How Bad Do Things Look for Ross Ulbricht?

If journalist Nicholas Weaver's account is accurate, and it appears it is, then Ross is in very serious trouble.

It seems the only remaining question is the one posed by Weaver:
 Did Ulbricht’s lawyer believe the defendant, or did he cynically want to keep getting paid?
Weaver outlines three possibilities:
The first possibility is that Dratel believed his client. If so, you’d want to preserve his ability to testify. Yet the defense had the server and laptop for months, complete with both the infamous diary and Ulbricht’s admitted stash of Bitcoins. It was a simple matter for me, with just public information and a couple hours of coding, to trace 20% of Ulbricht’s stash as coming directly from Silk Road. It turns out that the wallet.dat files were able to trace many more. To my mind, a defense attorney simply believing a client’s falsifiable statements, without at least checking, seems incompetent.

So the defense should have known that putting Ulbricht on the stand would be absolute suicide: the prosecution would start with “So why were you holding the Dread Pirate’s Bitcoins?” and the day would get worse from there.

The second, and most likely, possibility was that Ulbricht was simply a difficult client. Every lawyer can tell stories of clients who, after receiving sound advice, simply refuse to listen.

The final, and cynical option is that Dratel simply wants to keep getting paid. Ulbricht’s defense is largely funded by donations. Although Roger Ver initially contributed a substantial amount, most subsequent donations have been relatively small. Although a declaration couldn’t be used in court, it would have convicted Ulbricht in the court of public opinion. How many would give money to Ulbricht’s defense if Ulbricht admitted he was the Dread Pirate Roberts?
Weaver's full analysis is here.

Ulricht faces a mandatory minimum 20-year prison sentence on the strongest charge against him for running a continuing criminal enterprise.


1 comment:

  1. Ever heard of Attorney/Client confidentiality? In other words, it doesn't matter if his lawyer "believes" him, Ulbricht can tell his lawyer that he is DPR, and the lawyer will still defend him in court as if he isn't. The question is whether he is "believable" to a jury.
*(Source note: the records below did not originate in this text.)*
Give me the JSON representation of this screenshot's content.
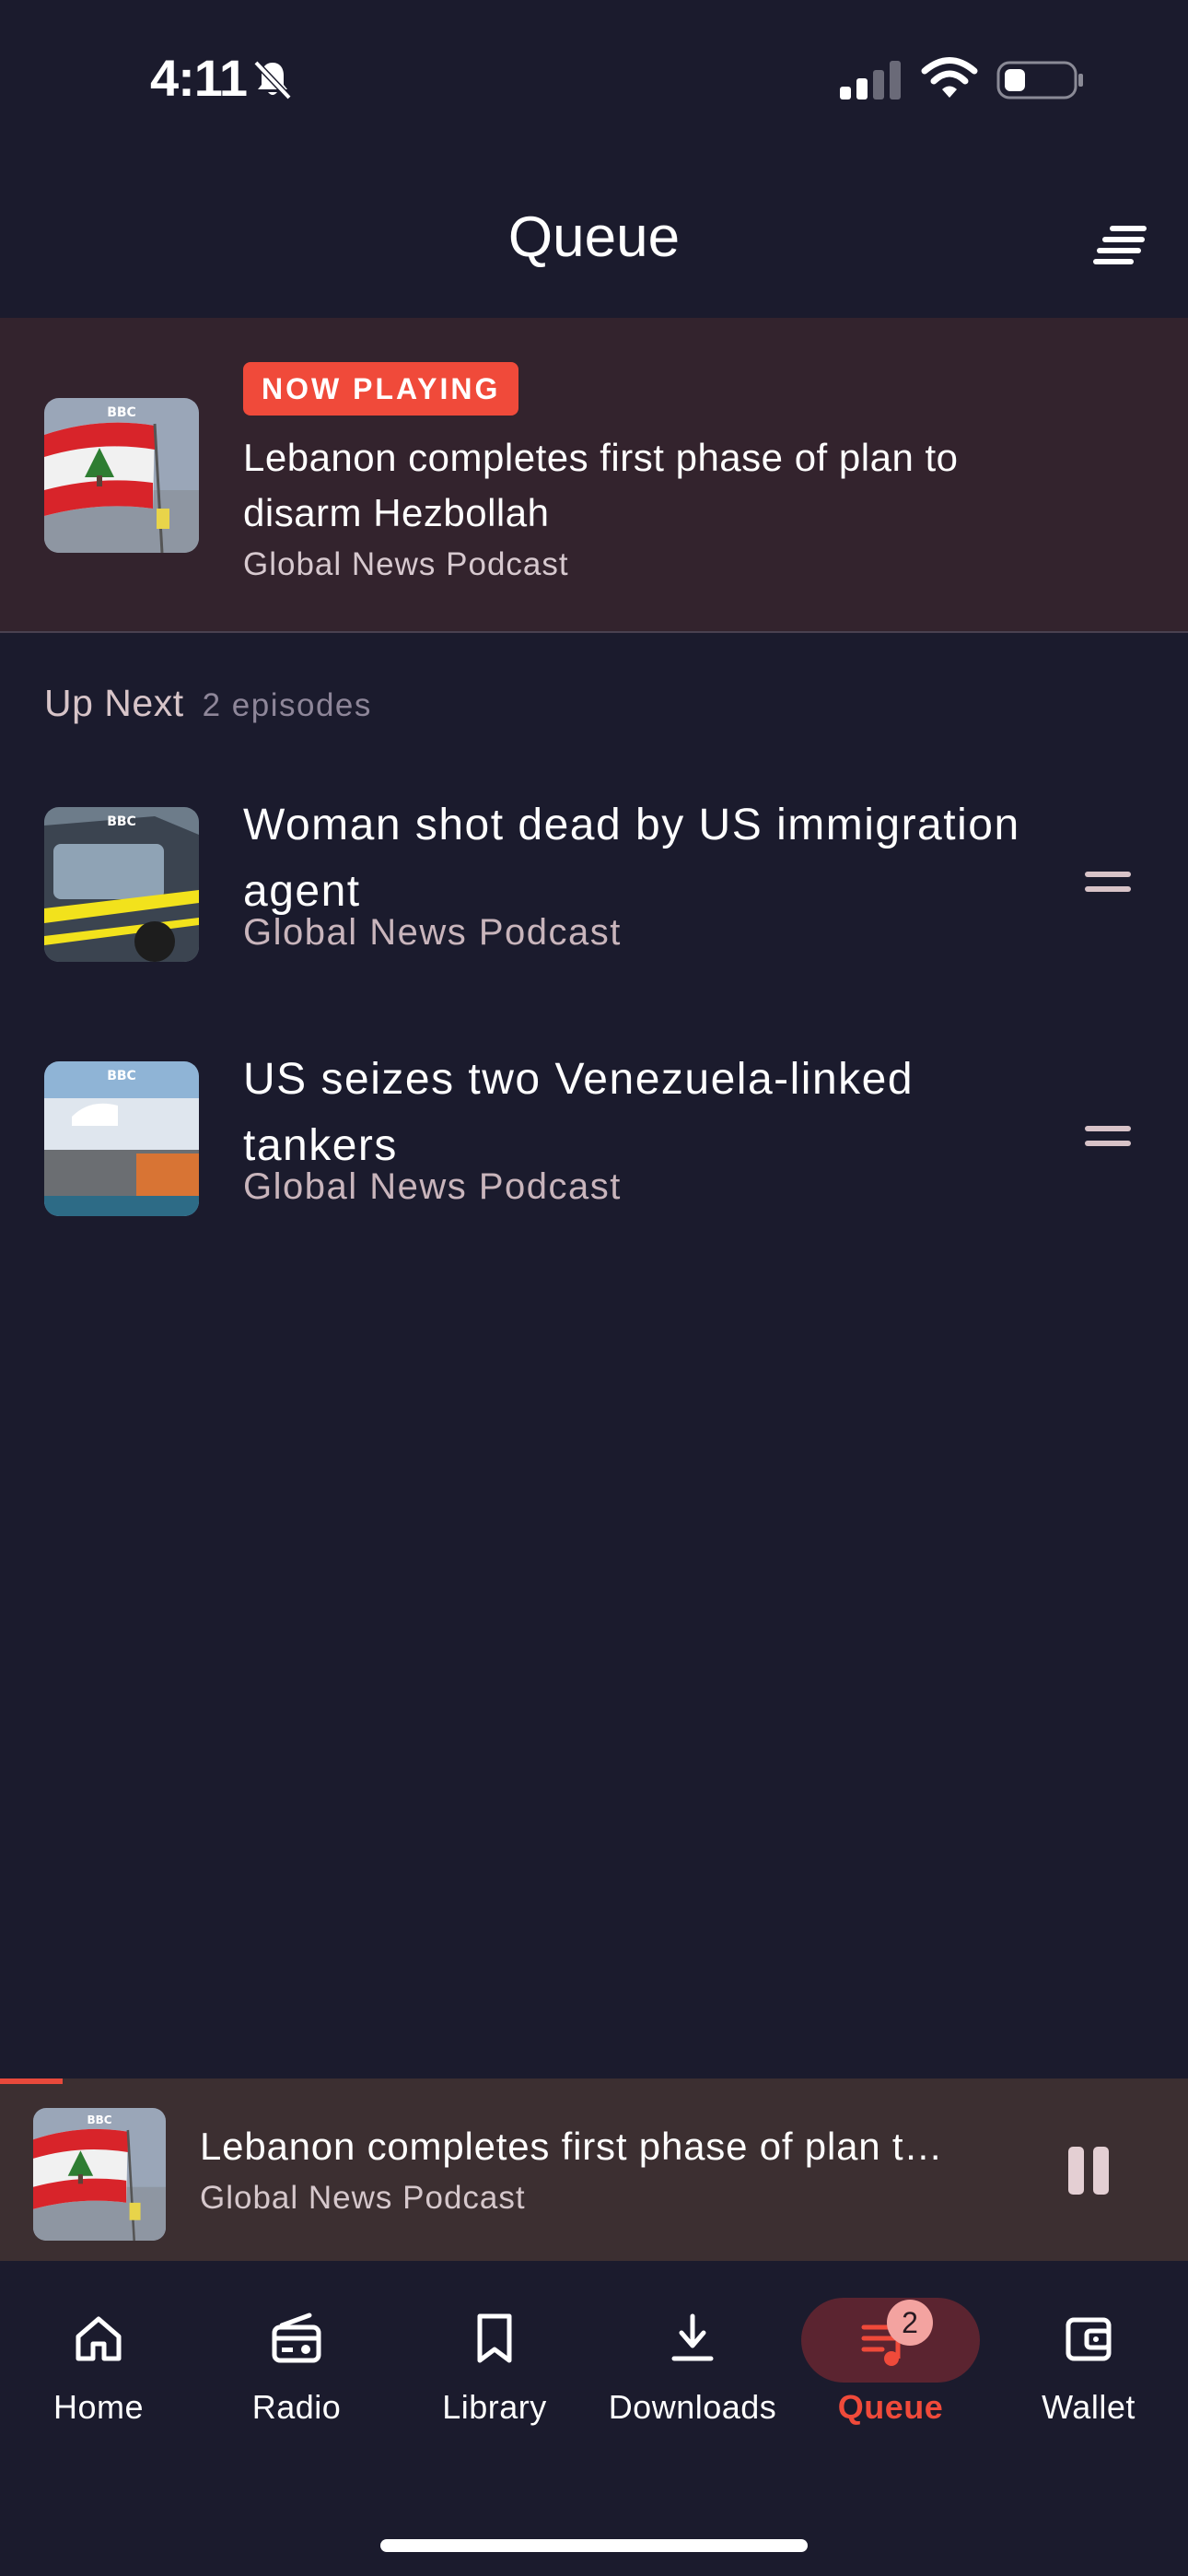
{
  "status_bar": {
    "time": "4:11"
  },
  "header": {
    "title": "Queue"
  },
  "now_playing": {
    "badge": "NOW PLAYING",
    "title": "Lebanon completes first phase of plan to disarm Hezbollah",
    "show": "Global News Podcast",
    "artwork_logo": "BBC"
  },
  "up_next": {
    "label": "Up Next",
    "count": "2 episodes",
    "items": [
      {
        "title": "Woman shot dead by US immigration agent",
        "show": "Global News Podcast",
        "artwork_logo": "BBC"
      },
      {
        "title": "US seizes two Venezuela-linked tankers",
        "show": "Global News Podcast",
        "artwork_logo": "BBC"
      }
    ]
  },
  "mini_player": {
    "title": "Lebanon completes first phase of plan t…",
    "show": "Global News Podcast",
    "progress": 0.053,
    "artwork_logo": "BBC"
  },
  "nav": {
    "home": "Home",
    "radio": "Radio",
    "library": "Library",
    "downloads": "Downloads",
    "queue": "Queue",
    "queue_badge": "2",
    "wallet": "Wallet"
  },
  "colors": {
    "background": "#1b1b2d",
    "accent": "#f04a3a",
    "now_playing_bg": "#33232d",
    "mini_player_bg": "#3c2f31"
  }
}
    But most likely, the lawyer doesn't want to put Ulbricht on the stand because then the prosecution can cross-examine with a lot of questions that they cannot ask another witness. It's a strategic move and probably doesn't have anything to do with whether the lawyer "believes" Ulbricht or not.